Meters are a way of organizing beats in the music so that they’re easier to understand. You don’t technically need to have meter, but most music uses meter because it makes life easier for both the musicians and the audience.
That said, there are many different types of meters. Cultures from around the world have come up with contrasting ways of organizing the passage of musical time, suited to the styles of music they like. You can learn from all of these types of meter and use them to help you play your favorite music.
Simple Meter is the first kind of meter most music students learn about. The most common simple meter is 4/4, and you find it EVERYWHERE. Walk into a store, turn on the radio, watch a TV commercial—I can almost guarantee you that whatever you hear is in 4/4.
Here is how 4/4 works: count up to four, then start over again, on and on and on, “1,2,3,4, 1,2,3,4, 1,2,3,4.” So why count to four? Why not just count “1,1,1,1,1,1,1” forever? Well you could, but somehow it’s easier to understand the music when you count to four and then start over. A bar of 4/4 music is a handy way of organizing a short section of music, much in the same way it’s easier to find your socks if you bundle them together instead of throwing everything into a giant pile of singles.

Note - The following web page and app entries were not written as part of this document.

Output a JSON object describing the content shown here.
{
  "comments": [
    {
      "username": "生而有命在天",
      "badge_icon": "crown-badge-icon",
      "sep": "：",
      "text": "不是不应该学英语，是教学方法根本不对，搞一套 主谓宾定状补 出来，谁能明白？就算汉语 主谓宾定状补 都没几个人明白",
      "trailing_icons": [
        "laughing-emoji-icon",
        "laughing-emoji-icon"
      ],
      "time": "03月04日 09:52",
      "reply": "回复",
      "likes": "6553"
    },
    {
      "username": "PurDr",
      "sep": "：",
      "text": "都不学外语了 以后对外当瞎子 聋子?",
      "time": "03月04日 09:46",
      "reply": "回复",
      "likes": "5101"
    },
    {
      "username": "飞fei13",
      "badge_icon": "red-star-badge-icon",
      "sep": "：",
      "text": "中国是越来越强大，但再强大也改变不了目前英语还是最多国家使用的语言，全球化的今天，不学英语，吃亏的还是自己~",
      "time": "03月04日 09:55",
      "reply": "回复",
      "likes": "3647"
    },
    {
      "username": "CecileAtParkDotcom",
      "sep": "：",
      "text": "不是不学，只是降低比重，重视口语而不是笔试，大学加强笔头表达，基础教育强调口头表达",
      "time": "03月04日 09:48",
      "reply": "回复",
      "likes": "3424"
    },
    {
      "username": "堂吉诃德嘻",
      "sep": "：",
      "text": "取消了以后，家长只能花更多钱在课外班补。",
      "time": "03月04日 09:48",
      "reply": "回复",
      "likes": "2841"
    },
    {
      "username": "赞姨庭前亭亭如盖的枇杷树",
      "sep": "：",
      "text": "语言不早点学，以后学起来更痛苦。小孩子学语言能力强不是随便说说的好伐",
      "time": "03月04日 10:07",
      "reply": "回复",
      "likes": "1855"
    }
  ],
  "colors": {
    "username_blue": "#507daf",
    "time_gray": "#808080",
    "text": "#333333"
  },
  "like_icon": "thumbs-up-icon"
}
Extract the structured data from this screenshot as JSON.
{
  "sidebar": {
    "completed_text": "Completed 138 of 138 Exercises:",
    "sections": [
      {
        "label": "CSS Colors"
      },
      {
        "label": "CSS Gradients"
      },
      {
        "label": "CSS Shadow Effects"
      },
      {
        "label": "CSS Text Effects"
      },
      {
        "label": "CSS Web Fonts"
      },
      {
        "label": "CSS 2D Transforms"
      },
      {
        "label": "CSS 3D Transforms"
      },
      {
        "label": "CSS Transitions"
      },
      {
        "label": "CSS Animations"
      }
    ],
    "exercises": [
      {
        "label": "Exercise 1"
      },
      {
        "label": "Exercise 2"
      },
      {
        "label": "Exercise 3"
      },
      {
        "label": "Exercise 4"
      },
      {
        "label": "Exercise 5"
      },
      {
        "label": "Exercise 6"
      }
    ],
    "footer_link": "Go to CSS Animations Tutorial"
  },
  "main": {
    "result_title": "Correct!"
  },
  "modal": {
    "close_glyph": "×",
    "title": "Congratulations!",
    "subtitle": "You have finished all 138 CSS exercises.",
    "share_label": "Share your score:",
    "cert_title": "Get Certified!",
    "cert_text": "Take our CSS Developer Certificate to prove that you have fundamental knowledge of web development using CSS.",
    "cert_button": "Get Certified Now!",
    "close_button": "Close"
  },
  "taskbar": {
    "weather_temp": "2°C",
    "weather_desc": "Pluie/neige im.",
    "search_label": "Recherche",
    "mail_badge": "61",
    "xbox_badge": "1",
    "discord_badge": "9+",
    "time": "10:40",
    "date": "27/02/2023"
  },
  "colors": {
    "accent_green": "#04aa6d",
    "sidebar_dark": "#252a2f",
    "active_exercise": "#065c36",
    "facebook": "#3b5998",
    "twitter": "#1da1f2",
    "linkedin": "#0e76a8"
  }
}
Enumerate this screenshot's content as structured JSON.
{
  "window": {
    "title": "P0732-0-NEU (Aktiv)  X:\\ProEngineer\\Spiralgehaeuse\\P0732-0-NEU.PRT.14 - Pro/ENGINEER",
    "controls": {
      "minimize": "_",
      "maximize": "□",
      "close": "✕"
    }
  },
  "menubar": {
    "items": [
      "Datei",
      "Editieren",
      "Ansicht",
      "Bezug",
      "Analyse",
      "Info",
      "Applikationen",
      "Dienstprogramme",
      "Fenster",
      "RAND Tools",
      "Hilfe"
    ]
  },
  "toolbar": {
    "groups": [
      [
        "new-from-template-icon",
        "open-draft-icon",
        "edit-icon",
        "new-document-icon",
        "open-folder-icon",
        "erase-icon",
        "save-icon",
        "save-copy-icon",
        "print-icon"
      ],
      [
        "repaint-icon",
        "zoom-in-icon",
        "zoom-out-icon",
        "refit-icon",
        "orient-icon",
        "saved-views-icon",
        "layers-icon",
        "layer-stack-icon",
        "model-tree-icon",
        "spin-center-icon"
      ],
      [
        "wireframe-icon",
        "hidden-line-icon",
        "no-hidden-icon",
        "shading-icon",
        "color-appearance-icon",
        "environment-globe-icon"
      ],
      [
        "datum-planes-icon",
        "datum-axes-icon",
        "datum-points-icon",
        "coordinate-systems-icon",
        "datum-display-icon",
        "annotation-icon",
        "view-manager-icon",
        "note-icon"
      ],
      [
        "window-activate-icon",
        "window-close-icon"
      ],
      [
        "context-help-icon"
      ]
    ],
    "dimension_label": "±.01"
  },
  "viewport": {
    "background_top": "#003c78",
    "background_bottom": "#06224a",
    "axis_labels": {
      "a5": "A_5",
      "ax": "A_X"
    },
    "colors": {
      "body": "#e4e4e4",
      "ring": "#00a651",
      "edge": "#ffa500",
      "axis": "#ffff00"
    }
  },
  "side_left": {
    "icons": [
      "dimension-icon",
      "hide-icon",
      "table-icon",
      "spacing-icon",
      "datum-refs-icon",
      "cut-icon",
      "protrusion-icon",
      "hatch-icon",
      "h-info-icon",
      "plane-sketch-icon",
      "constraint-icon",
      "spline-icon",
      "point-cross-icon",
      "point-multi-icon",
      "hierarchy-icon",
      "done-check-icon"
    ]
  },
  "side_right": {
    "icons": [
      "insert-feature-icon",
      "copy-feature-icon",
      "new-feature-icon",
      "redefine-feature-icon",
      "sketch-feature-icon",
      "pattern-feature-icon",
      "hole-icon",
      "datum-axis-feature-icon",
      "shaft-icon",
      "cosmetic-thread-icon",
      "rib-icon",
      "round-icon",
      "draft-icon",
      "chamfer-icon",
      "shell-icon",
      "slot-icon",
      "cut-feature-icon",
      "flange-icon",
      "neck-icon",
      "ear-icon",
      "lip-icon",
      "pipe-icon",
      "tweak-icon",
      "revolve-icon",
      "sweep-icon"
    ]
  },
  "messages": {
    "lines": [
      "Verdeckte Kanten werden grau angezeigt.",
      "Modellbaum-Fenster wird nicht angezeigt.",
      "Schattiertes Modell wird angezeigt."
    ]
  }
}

Another simple meter that appears a lot is 3/4. This is the rhythm of waltzes: “1,2,3, 1,2,3.” Then there’s 2/4: instead of counting to four, you count to two. This meter gets used a lot in marching band music.
Why does some music use 4/4 and some music 2/4? There’s not really a good reason, it’s just a decision someone made. You can count 2/4 over a 4/4 piece of music if you like that better, or you could count some other multiple. Dancers often count to eight, because that number makes more sense for them.
A step up from simple meter is compound meter, and the easiest way to think of it is to imagine a slow simple meter with a faster simple meter layered on it. The most common compound meter is 6/8. The slow meter works like 2/4, but on every beat of the 2/4 you get a mini 3/4. 3 + 3 = 6, hence the 6/8. (It’s a little more complex than that, but that’s the basic idea.)
The idea of compound meter helps to illustrate why meters are important in the first place. Meter is about grouping beats together into larger units that are useful to the musicians and listeners. Meter gives you the rhythmic “big picture” so you can focus on other details.
In a plain, old simple meter, the main grouping is enough; the music is not complex enough that you need to have a secondary grouping. But sometimes it’s useful to break things down further, which is why we have compound meters.
Remember the idea of counting “1,1,1,1,1,1,1” forever? Well, some kinds of music actually work that way. This concept is called additive meter, and it originated in Indian music. It’s not very common to count all ones all the time, but additive meter will bring together many small groupings, each flowing into each other: 2,2,3,2,1,1,3,2,3,3,2, etc.
Learning a piece with additive meter is sort of like learning a poem instead of learning a pattern. In a simple meter like 4/4, you’re only saying one thing over and over: “I like ice cream, I like ice cream, I like ice cream.” In additive meter, you’re saying different things: “I like ice cream, please give me chocolate, not pistachio.” Additive meter requires you to memorize the contours of the piece and how they change over time. When you tackle the additive pieces in Syncopate.it, try to avoid the regular counting and instead look for patterns in the melodies.
Often associated with the Balkans, odd meters sound like they have sort of a limp to them. The most common example is 5/4. You get one group of two followed by one group of three. The trick is: which comes first, the three or the two? It’s different for every piece of music. Sometimes it’s 2+3, sometimes 3+2.
Odd meters put more responsibility on you to figure out exactly how they need to be counted. In a way, they fall in between a simple meter and an additive meter. With odd meters, you don’t have the “anything goes” situation of additive meters, but you do still have some fluidity as the emphasis moves between groupings of twos and threes.
So there you go, that’s the basics of meter—at least enough to get you started with Syncopate.it. Of course, there’s a lot more we could say on each of these, but I’ll save the details for future posts.